Indian ASTROSAT telescope set for global stardom
Nature 525, 7570 (2015). http://www.nature.com/doifinder/10.1038/525438a
Author: T. V. Padma
Observatory will extend the capabilities of existing US and European facilities, and boost Indian research.
The formation of submillimetre-bright galaxies from gas infall over a billion years
Nature 525, 7570 (2015). doi:10.1038/nature15383
Authors: Desika Narayanan, Matthew Turk, Robert Feldmann, Thomas Robitaille, Philip Hopkins, Robert Thompson, Christopher Hayward, David Ball, Claude-André Faucher-Giguère & Dušan Kereš
Submillimetre-bright galaxies at high redshift are the most luminous, heavily star-forming galaxies in the Universe and are characterized by prodigious emission in the far-infrared, with a flux of at least five millijanskys at a wavelength of 850 micrometres. They reside in haloes with masses about 1013 times that of the Sun, have low gas fractions compared to main-sequence disks at a comparable redshift, trace complex environments and are not easily observable at optical wavelengths. Their physical origin remains unclear. Simulations have been able to form galaxies with the requisite luminosities, but have otherwise been unable to simultaneously match the stellar masses, star formation rates, gas fractions and environments. Here we report a cosmological hydrodynamic galaxy formation simulation that is able to form a submillimetre galaxy that simultaneously satisfies the broad range of observed physical constraints. We find that groups of galaxies residing in massive dark matter haloes have increasing rates of star formation that peak at collective rates of about 500–1,000 solar masses per year at redshifts of two to three, by which time the interstellar medium is sufficiently enriched with metals that the region may be observed as a submillimetre-selected system. The intense star formation rates are fuelled in part by the infall of a reservoir gas supply enabled by stellar feedback at earlier times, not through major mergers. With a lifetime of nearly a billion years, our simulations show that the submillimetre-bright phase of high-redshift galaxies is prolonged and associated with significant mass buildup in early-Universe proto-clusters, and that many submillimetre-bright galaxies are composed of numerous unresolved components (for which there is some observational evidence).

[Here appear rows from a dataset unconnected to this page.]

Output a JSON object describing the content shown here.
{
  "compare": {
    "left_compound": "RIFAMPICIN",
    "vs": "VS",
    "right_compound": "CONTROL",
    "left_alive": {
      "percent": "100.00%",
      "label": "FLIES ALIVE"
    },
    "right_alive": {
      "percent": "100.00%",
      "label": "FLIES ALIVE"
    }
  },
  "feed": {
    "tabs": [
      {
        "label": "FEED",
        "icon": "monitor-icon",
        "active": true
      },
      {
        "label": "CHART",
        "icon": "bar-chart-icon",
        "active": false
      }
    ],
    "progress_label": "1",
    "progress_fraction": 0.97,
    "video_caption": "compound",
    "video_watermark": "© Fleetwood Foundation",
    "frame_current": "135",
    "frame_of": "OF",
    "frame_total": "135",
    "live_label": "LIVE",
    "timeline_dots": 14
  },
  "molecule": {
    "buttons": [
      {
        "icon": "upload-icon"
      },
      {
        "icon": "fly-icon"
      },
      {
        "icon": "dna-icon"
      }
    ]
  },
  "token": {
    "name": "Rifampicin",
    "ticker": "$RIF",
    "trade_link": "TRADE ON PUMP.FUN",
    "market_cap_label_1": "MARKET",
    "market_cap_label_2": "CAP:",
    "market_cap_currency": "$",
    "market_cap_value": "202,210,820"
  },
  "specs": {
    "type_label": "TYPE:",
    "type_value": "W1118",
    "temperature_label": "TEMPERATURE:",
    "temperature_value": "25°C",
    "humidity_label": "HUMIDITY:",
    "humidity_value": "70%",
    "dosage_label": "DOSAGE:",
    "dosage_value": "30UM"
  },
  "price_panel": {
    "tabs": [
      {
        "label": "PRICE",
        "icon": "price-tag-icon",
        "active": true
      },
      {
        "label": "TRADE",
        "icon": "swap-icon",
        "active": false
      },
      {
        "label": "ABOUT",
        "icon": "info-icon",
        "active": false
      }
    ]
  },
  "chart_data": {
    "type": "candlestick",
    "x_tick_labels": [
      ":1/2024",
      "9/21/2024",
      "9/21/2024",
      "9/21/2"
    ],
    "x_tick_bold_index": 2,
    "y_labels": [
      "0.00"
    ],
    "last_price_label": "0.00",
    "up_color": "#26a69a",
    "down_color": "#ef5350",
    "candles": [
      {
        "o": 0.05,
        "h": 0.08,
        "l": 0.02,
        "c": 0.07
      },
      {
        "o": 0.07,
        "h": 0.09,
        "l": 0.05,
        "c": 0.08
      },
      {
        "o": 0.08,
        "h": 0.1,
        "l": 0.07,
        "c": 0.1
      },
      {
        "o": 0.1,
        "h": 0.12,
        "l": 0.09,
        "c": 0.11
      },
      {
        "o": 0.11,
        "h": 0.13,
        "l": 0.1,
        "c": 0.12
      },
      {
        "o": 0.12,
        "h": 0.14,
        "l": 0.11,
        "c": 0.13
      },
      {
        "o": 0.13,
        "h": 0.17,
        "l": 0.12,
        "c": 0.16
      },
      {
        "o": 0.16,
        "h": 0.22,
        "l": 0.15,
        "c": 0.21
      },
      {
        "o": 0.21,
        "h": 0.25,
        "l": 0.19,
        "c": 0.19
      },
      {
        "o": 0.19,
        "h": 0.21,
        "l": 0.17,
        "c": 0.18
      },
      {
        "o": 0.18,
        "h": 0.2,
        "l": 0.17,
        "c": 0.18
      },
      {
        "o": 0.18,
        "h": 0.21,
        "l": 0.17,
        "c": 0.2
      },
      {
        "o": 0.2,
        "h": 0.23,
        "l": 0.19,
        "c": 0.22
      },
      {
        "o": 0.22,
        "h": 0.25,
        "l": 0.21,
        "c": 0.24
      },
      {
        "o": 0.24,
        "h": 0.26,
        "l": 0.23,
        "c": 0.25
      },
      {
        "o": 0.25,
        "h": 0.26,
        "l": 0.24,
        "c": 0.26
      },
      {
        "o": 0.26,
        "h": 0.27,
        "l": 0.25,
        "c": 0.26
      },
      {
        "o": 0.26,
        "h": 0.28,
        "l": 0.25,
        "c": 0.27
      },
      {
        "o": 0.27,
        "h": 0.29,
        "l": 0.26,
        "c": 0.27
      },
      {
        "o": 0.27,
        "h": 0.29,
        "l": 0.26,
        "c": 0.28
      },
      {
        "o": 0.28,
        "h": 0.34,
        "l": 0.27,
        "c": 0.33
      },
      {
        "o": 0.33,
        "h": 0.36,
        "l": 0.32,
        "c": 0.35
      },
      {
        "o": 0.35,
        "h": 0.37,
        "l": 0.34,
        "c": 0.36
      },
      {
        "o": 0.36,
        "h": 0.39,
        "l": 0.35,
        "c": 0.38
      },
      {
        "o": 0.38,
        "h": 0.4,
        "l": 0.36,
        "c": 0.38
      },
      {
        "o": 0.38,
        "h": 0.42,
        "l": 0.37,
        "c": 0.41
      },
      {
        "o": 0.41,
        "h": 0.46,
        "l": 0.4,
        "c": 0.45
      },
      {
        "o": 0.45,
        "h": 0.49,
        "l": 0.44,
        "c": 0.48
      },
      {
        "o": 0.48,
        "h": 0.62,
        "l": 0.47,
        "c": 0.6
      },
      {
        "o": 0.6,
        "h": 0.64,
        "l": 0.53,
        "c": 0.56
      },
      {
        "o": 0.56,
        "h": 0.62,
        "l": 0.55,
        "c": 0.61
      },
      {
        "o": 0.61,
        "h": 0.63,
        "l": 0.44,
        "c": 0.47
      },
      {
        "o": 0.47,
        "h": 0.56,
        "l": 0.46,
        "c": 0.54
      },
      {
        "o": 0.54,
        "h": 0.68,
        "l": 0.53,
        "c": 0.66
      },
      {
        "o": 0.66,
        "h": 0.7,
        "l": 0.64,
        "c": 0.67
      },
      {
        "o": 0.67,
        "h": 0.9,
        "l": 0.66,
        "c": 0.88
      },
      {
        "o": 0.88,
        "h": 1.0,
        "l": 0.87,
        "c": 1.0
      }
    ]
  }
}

Computational astrophysics: Monstrous galaxies unmasked
Nature 525, 7570 (2015). doi:10.1038/525465a
Authors: Romeel Davé
The enigma of how the most luminous galaxies arise is closer to being solved. New simulations show that these are long-lived massive galaxies powered by prodigious gas infall and the recycling of supernova-driven outflows. See Letter p.496
Planetary science: A balmy climate on exoplanets?
Nature 525, 7570 (2015). doi:10.1038/525429a
Certain planets outside our Solar System could have wind patterns that produce habitable climates.Ludmila Carone at the University of Leuven in Belgium and her team used climate models to investigate atmospheric temperatures and wind patterns on planets with Earth-like atmospheres. The chosen planets closely
Planetary science: Global ocean on Enceladus
Nature 525, 7570 (2015). doi:10.1038/525428a
Beneath an icy crust, Saturn's moon Enceladus (pictured) has an ocean that covers its entire globe.NASA's Cassini spacecraft measured wobbles in Enceladus's rotation over more than seven years. The data confirm that the crust is moving separately from the rocky core, meaning that there
The diurnal cycle of water ice on comet 67P/Churyumov–Gerasimenko
Nature 525, 7570 (2015). doi:10.1038/nature14869
Authors: M. C. De Sanctis, F. Capaccioni, M. Ciarniello, G. Filacchione, M. Formisano, S. Mottola, A. Raponi, F. Tosi, D. Bockelée-Morvan, S. Erard, C. Leyrat, B. Schmitt, E. Ammannito, G. Arnold, M. A. Barucci, M. Combi, M. T. Capria, P. Cerroni, W.-H. Ip, E. Kuehrt, T. B. McCord, E. Palomba, P. Beck & E. Quirico
Observations of cometary nuclei have revealed a very limited amount of surface water ice, which is insufficient to explain the observed water outgassing. This was clearly demonstrated on comet 9P/Tempel 1, where the dust jets (driven by volatiles) were only partially correlated with the exposed ice regions. The observations of 67P/Churyumov–Gerasimenko have revealed that activity has a diurnal variation in intensity arising from changing insolation conditions. It was previously concluded that water vapour was generated in ice-rich subsurface layers with a transport mechanism linked to solar illumination, but that has not hitherto been observed. Periodic condensations of water vapour very close to, or on, the surface were suggested to explain short-lived outbursts seen near sunrise on comet 9P/Tempel 1. Here we report observations of water ice on the surface of comet 67P/Churyumov–Gerasimenko, appearing and disappearing in a cyclic pattern that follows local illumination conditions, providing a source of localized activity. This water cycle appears to be an important process in the evolution of the comet, leading to cyclical modification of the relative abundance of water ice on its surface.